Author: Barbara Saracino – University of Bologna, Italy


  • Gustav Bohlin – Vetenskap & Allmänhet, Sweden
  • Massiminao Bucchi – Università di Trento, Italy
  • Ricarda Ziegler – Wissenschaft im Dialog, Germany

The novel coronavirus pandemic challenged all aspects of societal life in spring 2020. Research resources and communication efforts were mobilised worldwide in order to help reducing the harmful effects of the disease. In this global emergency, policymakers and authorities but also common citizens were faced with making daily decisions based on a growing, but limited evidence base.

When the need for correct and up-to-date information is acute, communication has a crucial role. But in times when information channels abound with a variety of – often conflicting – advice, the question of whom to trust becomes central.

Against this background, several public attitudes surveys were conducted in different national settings to explore questions such as: Which sources does the general public use to get information about the virus and the disease?
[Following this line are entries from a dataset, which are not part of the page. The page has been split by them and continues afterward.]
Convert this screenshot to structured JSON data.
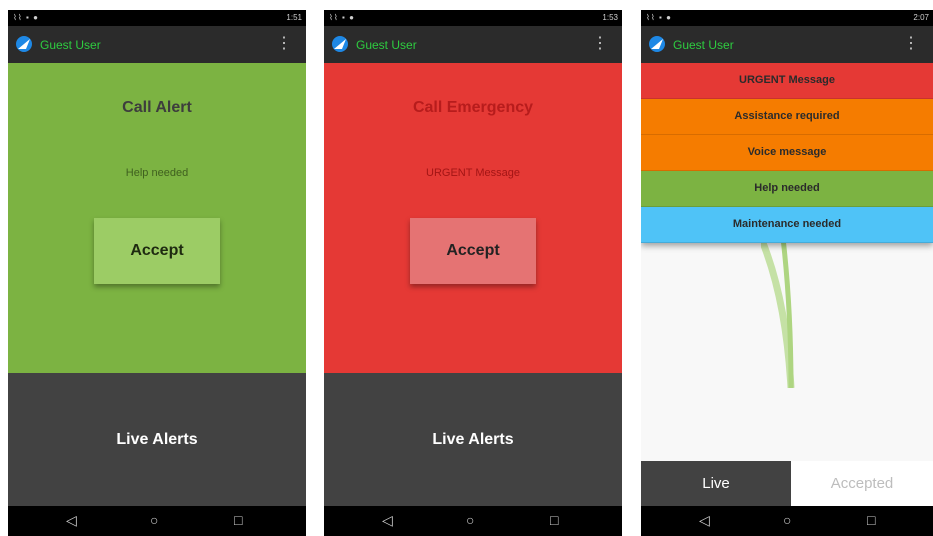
{
  "user": "Guest User",
  "phones": [
    {
      "status_time": "1:51",
      "alert_title": "Call Alert",
      "alert_message": "Help needed",
      "accept_label": "Accept",
      "live_label": "Live Alerts",
      "alert_color": "#7cb342"
    },
    {
      "status_time": "1:53",
      "alert_title": "Call Emergency",
      "alert_message": "URGENT Message",
      "accept_label": "Accept",
      "live_label": "Live Alerts",
      "alert_color": "#e53935"
    },
    {
      "status_time": "2:07",
      "messages": [
        {
          "label": "URGENT Message",
          "color": "#e53935"
        },
        {
          "label": "Assistance required",
          "color": "#f57c00"
        },
        {
          "label": "Voice message",
          "color": "#f57c00"
        },
        {
          "label": "Help needed",
          "color": "#7cb342"
        },
        {
          "label": "Maintenance needed",
          "color": "#4fc3f7"
        }
      ],
      "tabs": {
        "live": "Live",
        "accepted": "Accepted"
      }
    }
  ],
  "nav_icons": [
    "back-icon",
    "home-icon",
    "recents-icon"
  ]
}
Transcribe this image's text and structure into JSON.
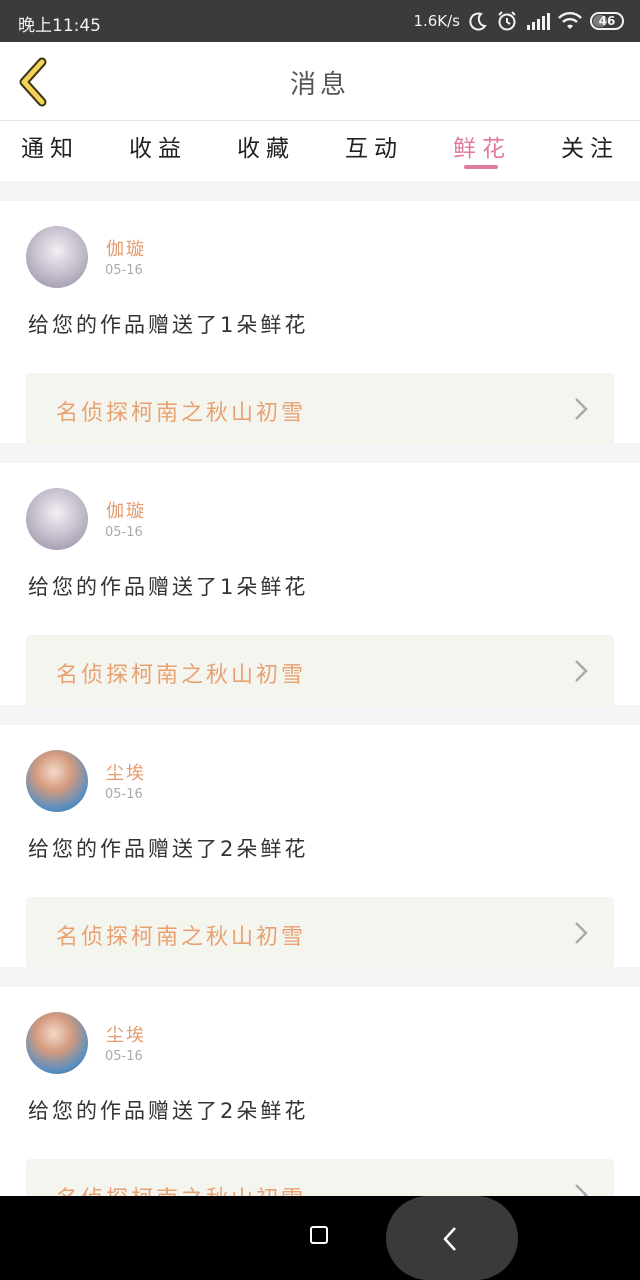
{
  "status_bar": {
    "time": "晚上11:45",
    "net_speed": "1.6K/s",
    "battery": "46"
  },
  "header": {
    "title": "消息"
  },
  "tabs": [
    {
      "label": "通知",
      "active": false
    },
    {
      "label": "收益",
      "active": false
    },
    {
      "label": "收藏",
      "active": false
    },
    {
      "label": "互动",
      "active": false
    },
    {
      "label": "鲜花",
      "active": true
    },
    {
      "label": "关注",
      "active": false
    }
  ],
  "colors": {
    "accent": "#e07aa0",
    "username": "#e69a6e",
    "work_title": "#e8a171"
  },
  "messages": [
    {
      "user": "伽璇",
      "date": "05-16",
      "text": "给您的作品赠送了1朵鲜花",
      "work": "名侦探柯南之秋山初雪"
    },
    {
      "user": "伽璇",
      "date": "05-16",
      "text": "给您的作品赠送了1朵鲜花",
      "work": "名侦探柯南之秋山初雪"
    },
    {
      "user": "尘埃",
      "date": "05-16",
      "text": "给您的作品赠送了2朵鲜花",
      "work": "名侦探柯南之秋山初雪"
    },
    {
      "user": "尘埃",
      "date": "05-16",
      "text": "给您的作品赠送了2朵鲜花",
      "work": "名侦探柯南之秋山初雪"
    }
  ]
}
What confidence do they have in various types of spokespeople? What are their perceptions of scientists speaking up about corona?

In this paper, we will present and compare public perceptions on the communication of the covid-19 pandemic from Germany, Italy and Sweden. The insights are based on public attitudes surveys conducted during the outbreak of the pandemic. The topics covered include information sources as well as the view on scientists and spokespeople.

The author has not yet submitted a copy of the full paper.

Presentation type: Individual paper
Theme: Transformation

Author: Barbara Saracino – University of Naples Federico II, Italy

Massimiano Bucchi – Università di Trento

Since its very beginning, modern science has put images at the center of its communicative processes: drawings, diagrams, schemes and later photographs, satellite images, film. In the age of digital communication, specialists and publics live constantly immersed in a visually dense environment, particularly when it comes to science and technology content. Do we have the competence to decipher all these images, often complex and elaborate? If the so-called “science literacy” has become a standard dimension of public understanding of science at the international level, much less studied so far is visual science literacy. We tested empirical indicators of visual science literacy in the context of four surveys (2014, 2015, 2016, 2017) of public perception in Italy on a representative sample of the population. The results show that respondents fare generally better in recognizing images related to science than in responding to textual questions. Images could offer relevant opportunities for greater public engagement with scientific results.

The author has not yet submitted a copy of the full paper.

Presentation type: Individual paper
Theme: Society
Area of interest: Building a theoretical basis for science communication